But there is no confusing their personalities.
Several months ago we realized that Celia had developed a habit of batting her eyelashes whenever she asked for something. “Mama, can I please have a cheese stick?” bat bat bat. “Mama, would you sing ‘Do a Deer?'” bat, bat bat. It became instinctive and, well, hilarious.
One night at dinner, when Celia asked for some salt on her green beans (bat, bat, bat) Zoë leveled her gaze across the dining room table and said, “Celia, what do you do when you want something?”
Celia smiled, lowered her chin, and batted her eyelashes at us rapidly.
“Juliette, what do you do when you want something?” Zoë asked.
Juliette raised an eyebrow, got out of her seat, walked around the table to my chair and began jabbing me in the arm with her index finger. “Mommy, mommy, mommy, mommy,” she said. We all fell over laughing. So, so true.
“Well, Alice, what do YOU do when you want something?” Zoë asked.
Alice looked around at everyone shyly. Then she beamed her most sincere smile and said, “I wait.”
I burst into tears.
And there you have it. The most succinct description of my little girls’ personalities I could possibly render – straight from the mouths of babes.
Last night, while I was writing, Zoë came running into the library, nearly in tears, to deliver this story:
First, a little background.
- Alice, Celia, and Juliette all share a bedroom.
- Both Alice and Celia sleep with personalized ducks that they were given as baby gifts. They’ve decided that they look more like platypuses and so both have taken to calling them “Puckies”.
- Last year my husband directed a production of Annie. Zoë was gunning for the lead role but ended up as Pepper.
Ok, back to the story.
Anyway… Zoë is walking into her bedroom when she hears singing coming from behind her sisters’ door. The little girls have been in bed for almost an hour and we are all prepping to watch a big kid show downstairs, so Zoë decides to stick her head into the room and tell the offender to be quiet, go to sleep, and not ruin her evening. As Zoë’s eyes adjust she sees Alice sitting up in bed, holding her knees and rocking back and forth. She’s sniffling and crying softly and through her tears she’s singing, “Da sun ‘ell come up tomawoah. Betcha bottom dolla’ dat tomawoah, dell be sun…” Zoë creeps over to her bunk and asks her why she’s crying.
“I can’t find my Pucky,” Alice sobs.
“Well, why didn’t you call and ask for help?”
“I didn’t wanna wake up my sisters.”
Yup. Instead of risking waking her sleeping sisters, Alice sat in bed trying to console herself with thoughts of a brighter future. Just go ahead and stab me in the heart with a lollypop stick, kid.
And this, right here, is how children develop roles in their families that they carry for the rest of their lives. We don’t mean to do it. We aren’t trying to peg one child as one thing and another as something else. It’s just hard to look at that story (and the hundreds like it that happen every week) and not identify Alice as the sweet, sincere child, Celia as the charming, manipulative child, and Juliette as the fiery, determined child.
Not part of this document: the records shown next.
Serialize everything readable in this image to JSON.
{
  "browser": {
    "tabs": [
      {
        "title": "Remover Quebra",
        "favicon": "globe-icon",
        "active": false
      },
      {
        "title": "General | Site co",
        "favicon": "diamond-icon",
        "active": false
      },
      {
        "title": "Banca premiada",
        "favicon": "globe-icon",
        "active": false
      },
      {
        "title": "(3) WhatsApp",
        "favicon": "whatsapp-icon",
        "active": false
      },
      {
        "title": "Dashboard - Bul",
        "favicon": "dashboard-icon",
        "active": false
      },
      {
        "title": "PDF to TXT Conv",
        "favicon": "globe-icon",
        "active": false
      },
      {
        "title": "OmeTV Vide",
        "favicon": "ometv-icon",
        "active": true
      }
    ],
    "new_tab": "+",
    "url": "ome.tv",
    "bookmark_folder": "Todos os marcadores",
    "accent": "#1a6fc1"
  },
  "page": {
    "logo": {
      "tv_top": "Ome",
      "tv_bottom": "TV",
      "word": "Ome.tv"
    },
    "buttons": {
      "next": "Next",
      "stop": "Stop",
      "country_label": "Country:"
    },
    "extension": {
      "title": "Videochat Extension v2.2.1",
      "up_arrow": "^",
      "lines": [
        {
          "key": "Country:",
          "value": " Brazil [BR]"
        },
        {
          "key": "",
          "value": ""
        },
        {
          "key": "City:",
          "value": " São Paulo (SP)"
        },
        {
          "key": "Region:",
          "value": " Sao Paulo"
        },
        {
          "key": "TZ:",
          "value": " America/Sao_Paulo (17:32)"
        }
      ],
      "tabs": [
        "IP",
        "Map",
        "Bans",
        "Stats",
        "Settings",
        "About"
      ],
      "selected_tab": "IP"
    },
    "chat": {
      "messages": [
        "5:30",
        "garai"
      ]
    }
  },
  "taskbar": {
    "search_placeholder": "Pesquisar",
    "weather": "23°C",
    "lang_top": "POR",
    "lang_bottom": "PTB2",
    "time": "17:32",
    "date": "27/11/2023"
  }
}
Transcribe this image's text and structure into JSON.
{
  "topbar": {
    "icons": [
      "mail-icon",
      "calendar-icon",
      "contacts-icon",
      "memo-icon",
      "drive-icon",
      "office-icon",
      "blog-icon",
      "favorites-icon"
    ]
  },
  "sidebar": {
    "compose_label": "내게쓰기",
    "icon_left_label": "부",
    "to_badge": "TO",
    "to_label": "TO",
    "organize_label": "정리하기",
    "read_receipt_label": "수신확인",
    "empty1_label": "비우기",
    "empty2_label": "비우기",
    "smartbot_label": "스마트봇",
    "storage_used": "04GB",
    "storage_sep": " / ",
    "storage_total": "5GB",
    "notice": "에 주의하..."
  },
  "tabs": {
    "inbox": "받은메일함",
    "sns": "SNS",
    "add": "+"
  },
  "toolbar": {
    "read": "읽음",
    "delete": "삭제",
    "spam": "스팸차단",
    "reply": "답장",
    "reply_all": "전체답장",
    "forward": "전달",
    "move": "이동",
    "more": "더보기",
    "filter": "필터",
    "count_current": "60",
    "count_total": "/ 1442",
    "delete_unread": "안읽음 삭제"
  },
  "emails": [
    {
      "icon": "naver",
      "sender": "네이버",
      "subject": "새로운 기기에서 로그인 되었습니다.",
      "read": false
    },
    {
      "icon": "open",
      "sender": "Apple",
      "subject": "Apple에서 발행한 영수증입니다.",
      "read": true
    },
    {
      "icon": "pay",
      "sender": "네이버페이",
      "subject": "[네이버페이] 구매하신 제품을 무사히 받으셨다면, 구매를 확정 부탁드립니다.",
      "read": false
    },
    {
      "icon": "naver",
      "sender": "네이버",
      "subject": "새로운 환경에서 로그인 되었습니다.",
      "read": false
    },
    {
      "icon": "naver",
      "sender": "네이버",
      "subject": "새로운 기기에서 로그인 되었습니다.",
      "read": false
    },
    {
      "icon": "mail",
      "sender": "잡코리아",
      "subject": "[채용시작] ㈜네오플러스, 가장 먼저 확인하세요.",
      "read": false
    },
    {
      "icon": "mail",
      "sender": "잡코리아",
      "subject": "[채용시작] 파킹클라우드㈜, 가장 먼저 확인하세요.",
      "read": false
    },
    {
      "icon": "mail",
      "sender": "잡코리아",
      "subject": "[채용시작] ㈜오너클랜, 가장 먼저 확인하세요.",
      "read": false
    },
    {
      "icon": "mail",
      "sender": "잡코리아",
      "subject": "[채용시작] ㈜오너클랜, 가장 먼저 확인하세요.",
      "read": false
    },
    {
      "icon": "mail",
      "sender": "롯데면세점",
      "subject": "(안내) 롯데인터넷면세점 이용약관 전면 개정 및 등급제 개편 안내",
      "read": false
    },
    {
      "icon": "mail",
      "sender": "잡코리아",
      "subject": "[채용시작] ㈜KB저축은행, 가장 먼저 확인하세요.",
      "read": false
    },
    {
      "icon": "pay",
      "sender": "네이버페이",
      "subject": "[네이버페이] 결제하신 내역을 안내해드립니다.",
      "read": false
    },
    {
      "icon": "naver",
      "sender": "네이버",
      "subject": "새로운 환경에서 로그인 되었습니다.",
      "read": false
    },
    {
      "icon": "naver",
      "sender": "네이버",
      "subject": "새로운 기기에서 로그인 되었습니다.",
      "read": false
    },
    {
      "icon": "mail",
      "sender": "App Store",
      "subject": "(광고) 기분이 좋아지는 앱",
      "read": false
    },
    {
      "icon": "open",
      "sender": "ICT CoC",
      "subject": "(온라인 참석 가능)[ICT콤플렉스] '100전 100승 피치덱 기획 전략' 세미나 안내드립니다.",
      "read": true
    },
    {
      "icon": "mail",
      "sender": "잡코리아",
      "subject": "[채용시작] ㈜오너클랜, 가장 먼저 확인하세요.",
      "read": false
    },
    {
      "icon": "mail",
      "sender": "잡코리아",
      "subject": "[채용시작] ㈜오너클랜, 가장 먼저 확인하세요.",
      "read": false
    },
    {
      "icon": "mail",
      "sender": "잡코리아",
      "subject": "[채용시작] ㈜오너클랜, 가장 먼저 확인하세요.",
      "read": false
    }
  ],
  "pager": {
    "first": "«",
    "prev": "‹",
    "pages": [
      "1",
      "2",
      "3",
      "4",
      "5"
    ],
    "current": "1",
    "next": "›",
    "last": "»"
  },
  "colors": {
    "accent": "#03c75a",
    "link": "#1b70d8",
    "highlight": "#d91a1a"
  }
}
There are positives and negatives in the personalities of all of my children, indeed, in the personalities of everyone I know, myself included. But not once, since the moment I held both twins in my arms, have I ever thought that those girls were even close to identical.